#### Problem description
Give back the whole listing exactly as shown.

#### Data under study
# # # #

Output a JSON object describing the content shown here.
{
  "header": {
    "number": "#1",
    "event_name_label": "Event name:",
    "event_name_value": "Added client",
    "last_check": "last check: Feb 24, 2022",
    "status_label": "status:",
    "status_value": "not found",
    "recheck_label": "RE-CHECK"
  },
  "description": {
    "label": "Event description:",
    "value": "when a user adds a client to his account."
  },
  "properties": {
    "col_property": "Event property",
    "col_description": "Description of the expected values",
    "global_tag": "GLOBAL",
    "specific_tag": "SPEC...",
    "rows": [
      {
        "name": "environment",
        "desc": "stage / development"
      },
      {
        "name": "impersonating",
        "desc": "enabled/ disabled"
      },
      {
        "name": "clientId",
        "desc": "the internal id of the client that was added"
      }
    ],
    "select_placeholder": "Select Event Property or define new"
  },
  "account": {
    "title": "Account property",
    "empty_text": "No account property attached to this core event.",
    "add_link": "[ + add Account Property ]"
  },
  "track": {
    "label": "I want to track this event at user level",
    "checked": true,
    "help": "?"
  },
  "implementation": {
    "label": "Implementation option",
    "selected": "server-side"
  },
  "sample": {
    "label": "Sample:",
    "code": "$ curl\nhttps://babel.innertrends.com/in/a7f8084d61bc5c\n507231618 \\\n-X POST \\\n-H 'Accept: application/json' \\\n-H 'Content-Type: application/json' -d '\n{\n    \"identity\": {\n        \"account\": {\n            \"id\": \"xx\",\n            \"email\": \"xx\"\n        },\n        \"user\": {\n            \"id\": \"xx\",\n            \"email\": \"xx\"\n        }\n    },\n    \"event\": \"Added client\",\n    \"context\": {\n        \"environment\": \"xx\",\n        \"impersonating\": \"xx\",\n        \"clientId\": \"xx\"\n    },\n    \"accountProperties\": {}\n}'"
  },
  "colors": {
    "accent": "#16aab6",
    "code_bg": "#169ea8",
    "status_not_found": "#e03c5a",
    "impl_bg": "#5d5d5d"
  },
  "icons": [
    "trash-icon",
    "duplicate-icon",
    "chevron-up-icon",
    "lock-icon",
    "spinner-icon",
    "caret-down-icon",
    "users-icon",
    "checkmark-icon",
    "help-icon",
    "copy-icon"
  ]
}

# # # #

#### Task response
Output a JSON object describing the content shown here.
{
  "header": {
    "number": "#1",
    "event_name_label": "Event name:",
    "event_name_value": "Added client",
    "last_check": "last check: Feb 24, 2022",
    "status_label": "status:",
    "status_value": "not found",
    "recheck_label": "RE-CHECK"
  },
  "description": {
    "label": "Event description:",
    "value": "when a user adds a client to his account."
  },
  "properties": {
    "col_property": "Event property",
    "col_description": "Description of the expected values",
    "global_tag": "GLOBAL",
    "specific_tag": "SPEC...",
    "rows": [
      {
        "name": "environment",
        "desc": "stage / development"
      },
      {
        "name": "impersonating",
        "desc": "enabled/ disabled"
      },
      {
        "name": "clientId",
        "desc": "the internal id of the client that was added"
      }
    ],
    "select_placeholder": "Select Event Property or define new"
  },
  "account": {
    "title": "Account property",
    "empty_text": "No account property attached to this core event.",
    "add_link": "[ + add Account Property ]"
  },
  "track": {
    "label": "I want to track this event at user level",
    "checked": true,
    "help": "?"
  },
  "implementation": {
    "label": "Implementation option",
    "selected": "server-side"
  },
  "sample": {
    "label": "Sample:",
    "code": "$ curl\nhttps://babel.innertrends.com/in/a7f8084d61bc5c\n507231618 \\\n-X POST \\\n-H 'Accept: application/json' \\\n-H 'Content-Type: application/json' -d '\n{\n    \"identity\": {\n        \"account\": {\n            \"id\": \"xx\",\n            \"email\": \"xx\"\n        },\n        \"user\": {\n            \"id\": \"xx\",\n            \"email\": \"xx\"\n        }\n    },\n    \"event\": \"Added client\",\n    \"context\": {\n        \"environment\": \"xx\",\n        \"impersonating\": \"xx\",\n        \"clientId\": \"xx\"\n    },\n    \"accountProperties\": {}\n}'"
  },
  "colors": {
    "accent": "#16aab6",
    "code_bg": "#169ea8",
    "status_not_found": "#e03c5a",
    "impl_bg": "#5d5d5d"
  },
  "icons": [
    "trash-icon",
    "duplicate-icon",
    "chevron-up-icon",
    "lock-icon",
    "spinner-icon",
    "caret-down-icon",
    "users-icon",
    "checkmark-icon",
    "help-icon",
    "copy-icon"
  ]
}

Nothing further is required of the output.